§ GIVEN DATA
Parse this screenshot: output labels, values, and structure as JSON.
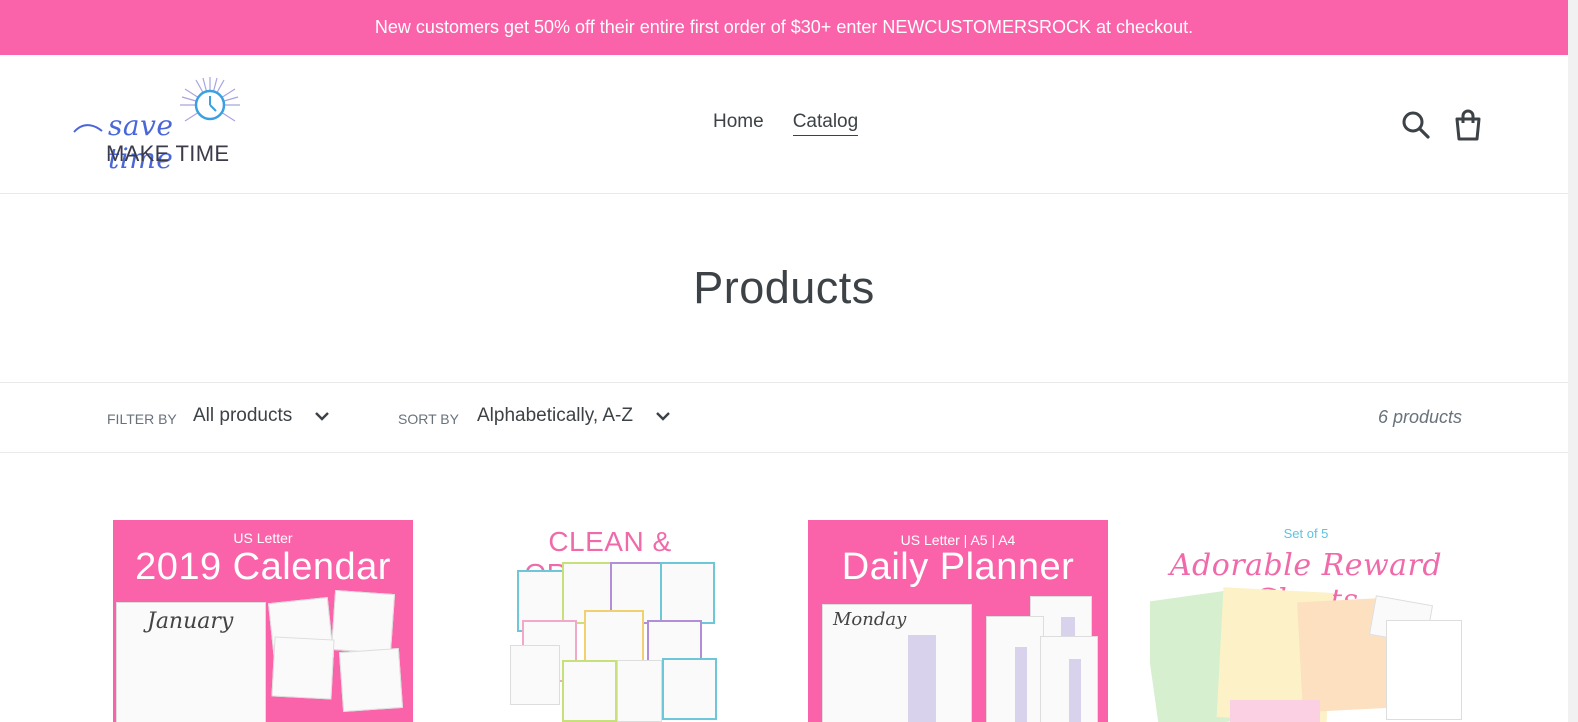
{
  "announcement": "New customers get 50% off their entire first order of $30+ enter NEWCUSTOMERSROCK at checkout.",
  "logo": {
    "script": "save time",
    "caps": "MAKE TIME"
  },
  "nav": {
    "home": "Home",
    "catalog": "Catalog"
  },
  "icons": {
    "search": "search-icon",
    "cart": "cart-icon"
  },
  "page": {
    "title": "Products"
  },
  "filters": {
    "filter_label": "Filter by",
    "filter_value": "All products",
    "sort_label": "Sort by",
    "sort_value": "Alphabetically, A-Z",
    "count": "6 products"
  },
  "products": [
    {
      "top_line": "US Letter",
      "heading": "2019 Calendar",
      "sheet_text": "January"
    },
    {
      "heading": "CLEAN & ORGANIZED"
    },
    {
      "top_line": "US Letter | A5 | A4",
      "heading": "Daily Planner",
      "sheet_text": "Monday"
    },
    {
      "top_line": "Set of 5",
      "heading": "Adorable Reward Charts"
    }
  ],
  "colors": {
    "accent": "#fa63a9",
    "text": "#3d4246",
    "muted": "#69727b",
    "border": "#e8e9eb"
  }
}
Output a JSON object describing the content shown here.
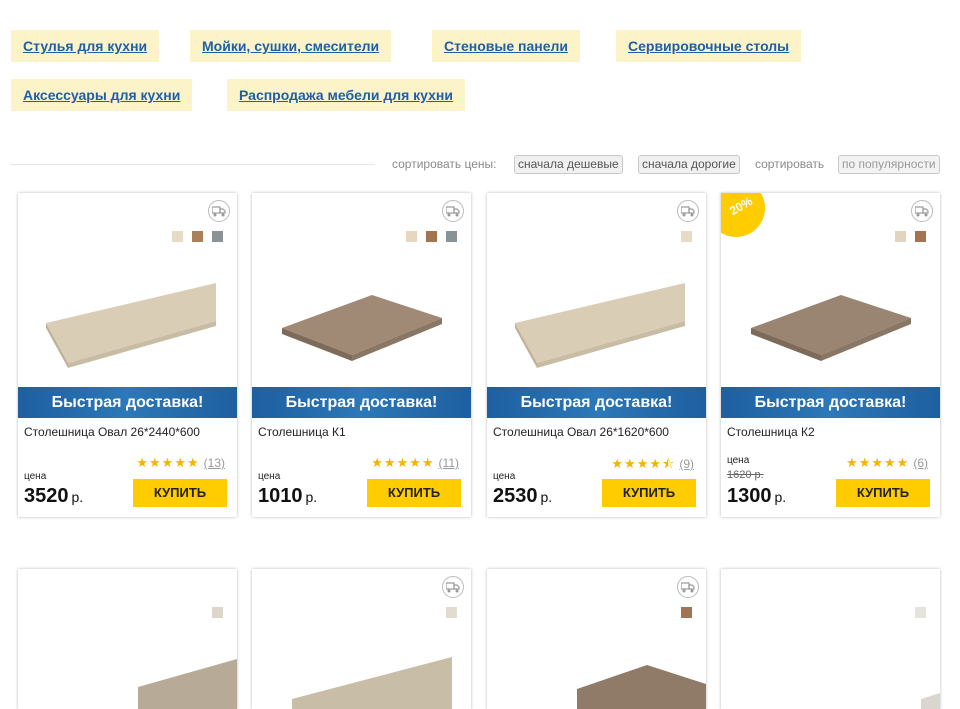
{
  "categories": [
    {
      "label": "Стулья для кухни"
    },
    {
      "label": "Мойки, сушки, смесители"
    },
    {
      "label": "Стеновые панели"
    },
    {
      "label": "Сервировочные столы"
    },
    {
      "label": "Аксессуары для кухни"
    },
    {
      "label": "Распродажа мебели для кухни"
    }
  ],
  "sort": {
    "price_label": "сортировать цены:",
    "cheap_first": "сначала дешевые",
    "expensive_first": "сначала дорогие",
    "sort_label": "сортировать",
    "popularity": "по популярности"
  },
  "delivery_label": "Быстрая доставка!",
  "buy_label": "КУПИТЬ",
  "price_label": "цена",
  "currency": "р.",
  "products": [
    {
      "name": "Столешница Овал 26*2440*600",
      "rating": 5,
      "reviews": "(13)",
      "price": "3520",
      "old_price": null,
      "discount": null,
      "swatches": [
        "#e6dcc6",
        "#a9805a",
        "#8b9296"
      ],
      "texture": "#d9ceb5"
    },
    {
      "name": "Столешница К1",
      "rating": 5,
      "reviews": "(11)",
      "price": "1010",
      "old_price": null,
      "discount": null,
      "swatches": [
        "#e6d7bf",
        "#a27452",
        "#8b9296"
      ],
      "texture": "#a08a76"
    },
    {
      "name": "Столешница Овал 26*1620*600",
      "rating": 4.5,
      "reviews": "(9)",
      "price": "2530",
      "old_price": null,
      "discount": null,
      "swatches": [
        "#e6dcc6"
      ],
      "texture": "#d9ceb5"
    },
    {
      "name": "Столешница К2",
      "rating": 5,
      "reviews": "(6)",
      "price": "1300",
      "old_price": "1620 р.",
      "discount": "20%",
      "swatches": [
        "#e3d5bd",
        "#a27452"
      ],
      "texture": "#9a8472"
    }
  ],
  "products_row2": [
    {
      "swatches": [
        "#ddd6ca"
      ],
      "texture": "#b7ab98"
    },
    {
      "swatches": [
        "#e2dccf"
      ],
      "texture": "#c8bda7"
    },
    {
      "swatches": [
        "#a27452"
      ],
      "texture": "#8f7b68"
    },
    {
      "swatches": [
        "#e4e3dc"
      ],
      "texture": "#d8d6ce"
    }
  ],
  "colors": {
    "accent": "#ffcc00",
    "link": "#1f5fa8",
    "category_bg": "#fdf3c8",
    "delivery_bg": "#1e5fa0"
  }
}
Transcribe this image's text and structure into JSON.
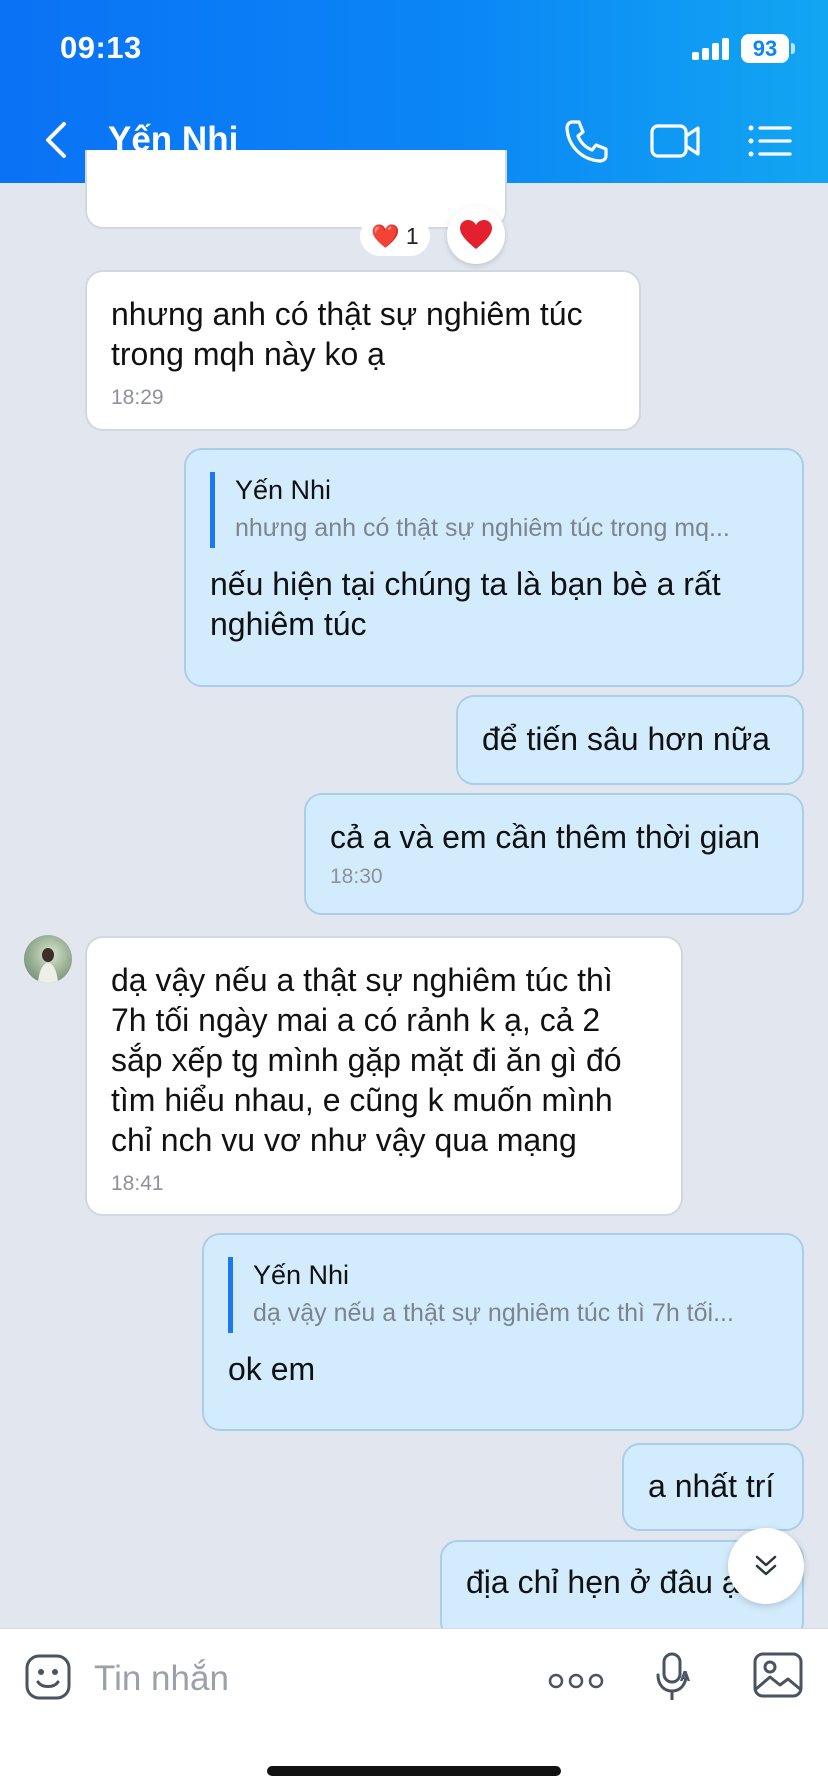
{
  "status_bar": {
    "time": "09:13",
    "battery": "93"
  },
  "header": {
    "title": "Yến Nhi"
  },
  "reaction": {
    "emoji": "❤️",
    "count": "1"
  },
  "messages": [
    {
      "text": "nhưng anh có thật sự nghiêm túc trong mqh này ko ạ",
      "time": "18:29"
    },
    {
      "quote_author": "Yến Nhi",
      "quote_text": "nhưng anh có thật sự nghiêm túc trong mq...",
      "text": "nếu hiện tại chúng ta là bạn bè a rất nghiêm túc"
    },
    {
      "text": "để tiến sâu hơn nữa"
    },
    {
      "text": "cả a và em cần thêm thời gian",
      "time": "18:30"
    },
    {
      "text": "dạ vậy nếu a thật sự nghiêm túc thì 7h tối ngày mai  a có rảnh k ạ, cả 2 sắp xếp tg mình gặp mặt đi ăn gì đó tìm hiểu nhau, e cũng k muốn mình chỉ nch vu vơ như vậy qua mạng",
      "time": "18:41"
    },
    {
      "quote_author": "Yến Nhi",
      "quote_text": "dạ vậy nếu a thật sự nghiêm túc thì 7h tối...",
      "text": "ok em"
    },
    {
      "text": "a nhất trí"
    },
    {
      "text": "địa chỉ hẹn ở đâu ạ"
    }
  ],
  "composer": {
    "placeholder": "Tin nhắn"
  },
  "colors": {
    "accent": "#0b86f6",
    "outgoing_bubble": "#d3ecfd",
    "incoming_bubble": "#ffffff",
    "background": "#e2e7ef"
  }
}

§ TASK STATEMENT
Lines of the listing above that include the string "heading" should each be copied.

§ EXERCISE OUTPUT
      "heading": "2019 Calendar",
      "heading": "CLEAN & ORGANIZED"
      "heading": "Daily Planner",
      "heading": "Adorable Reward Charts"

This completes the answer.